WHAT IS REQUIRED -> All lines from the one containing "Output a JSON" through the end of the material below are to be printed exactly, both ends included, minus pictures.

EXTRACTED RECORDS ->

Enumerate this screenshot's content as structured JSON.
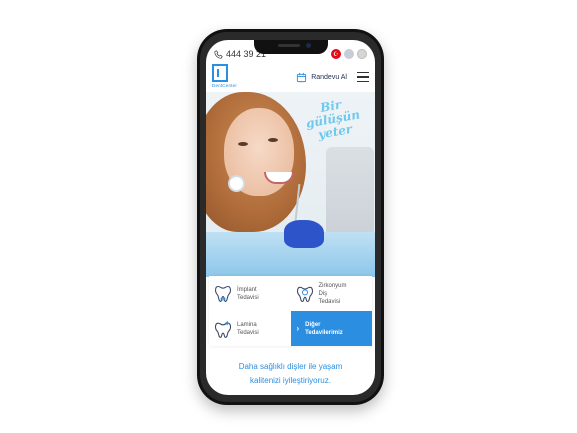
{
  "topbar": {
    "phone": "444 39 21",
    "flag_tr": "☪"
  },
  "header": {
    "logo_text": "DentCenter",
    "appointment_label": "Randevu Al"
  },
  "hero": {
    "slogan_line1": "Bir",
    "slogan_line2": "gülüşün",
    "slogan_line3": "yeter"
  },
  "services": [
    {
      "line1": "İmplant",
      "line2": "Tedavisi"
    },
    {
      "line1": "Zirkonyum",
      "line2": "Diş",
      "line3": "Tedavisi"
    },
    {
      "line1": "Lamina",
      "line2": "Tedavisi"
    },
    {
      "label_line1": "Diğer",
      "label_line2": "Tedavilerimiz",
      "chevron": "›"
    }
  ],
  "tagline": {
    "line1": "Daha sağlıklı dişler ile yaşam",
    "line2": "kalitenizi iyileştiriyoruz."
  },
  "colors": {
    "accent": "#2b8ee0",
    "slogan": "#6fc9ee"
  }
}
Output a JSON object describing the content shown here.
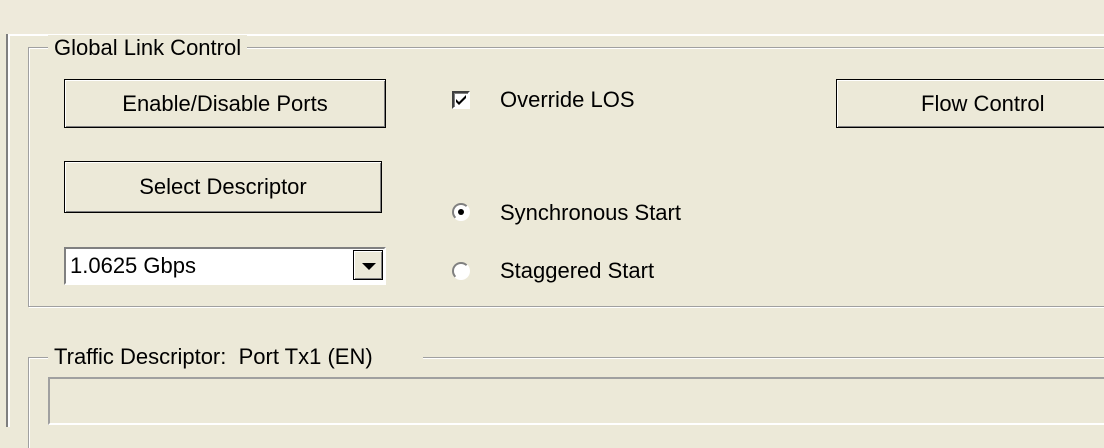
{
  "global_link_control": {
    "title": "Global Link Control",
    "enable_disable_ports_label": "Enable/Disable Ports",
    "select_descriptor_label": "Select Descriptor",
    "flow_control_label": "Flow Control",
    "override_los": {
      "label": "Override LOS",
      "checked": true
    },
    "start_mode": {
      "options": [
        "Synchronous Start",
        "Staggered Start"
      ],
      "selected": "Synchronous Start"
    },
    "speed_select": {
      "value": "1.0625 Gbps"
    }
  },
  "traffic_descriptor": {
    "title": "Traffic Descriptor:  Port Tx1 (EN)"
  },
  "icons": {
    "checkbox_check": "checkmark-icon",
    "combo_arrow": "chevron-down-icon"
  }
}
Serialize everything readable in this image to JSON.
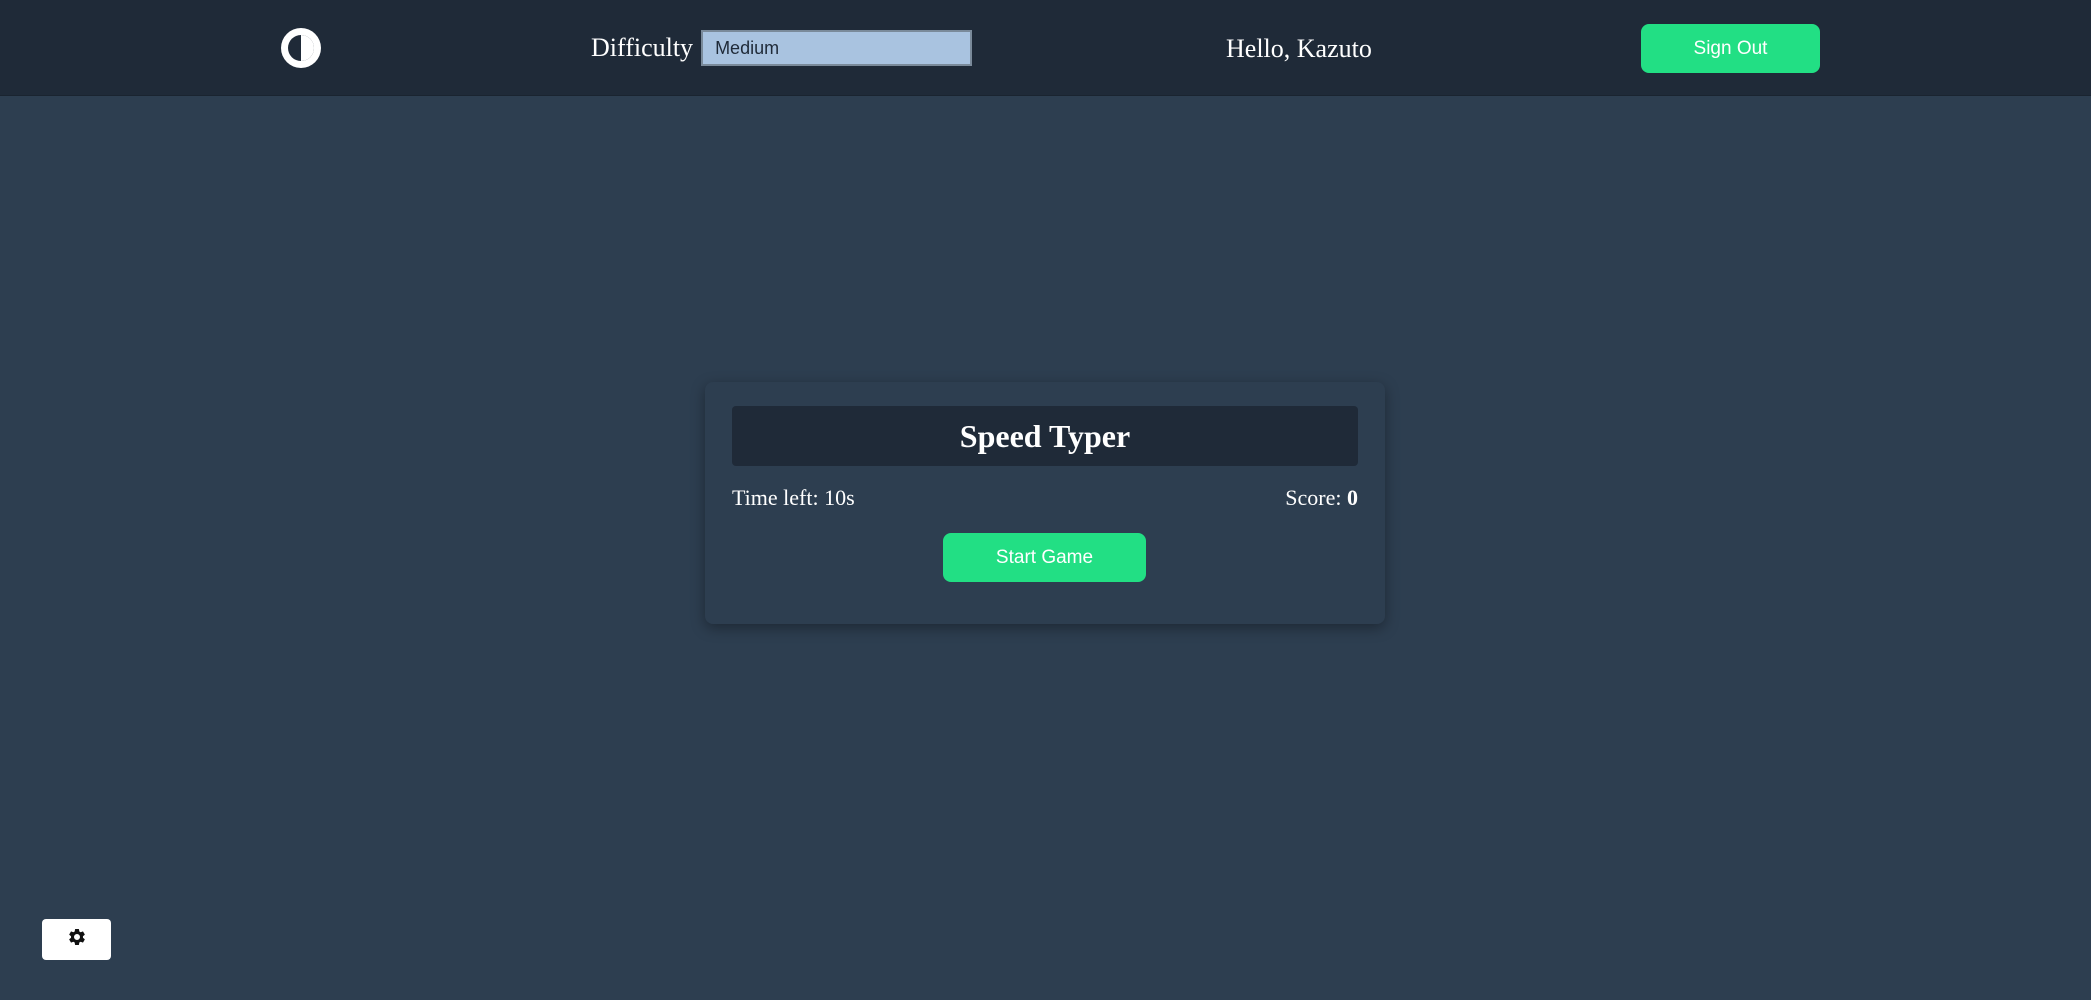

TASK ANSWER ->
Output a JSON object describing the content shown here.
{
  "global_link_control": {
    "title": "Global Link Control",
    "enable_disable_ports_label": "Enable/Disable Ports",
    "select_descriptor_label": "Select Descriptor",
    "flow_control_label": "Flow Control",
    "override_los": {
      "label": "Override LOS",
      "checked": true
    },
    "start_mode": {
      "options": [
        "Synchronous Start",
        "Staggered Start"
      ],
      "selected": "Synchronous Start"
    },
    "speed_select": {
      "value": "1.0625 Gbps"
    }
  },
  "traffic_descriptor": {
    "title": "Traffic Descriptor:  Port Tx1 (EN)"
  },
  "icons": {
    "checkbox_check": "checkmark-icon",
    "combo_arrow": "chevron-down-icon"
  }
}
Serialize everything readable in this image to JSON.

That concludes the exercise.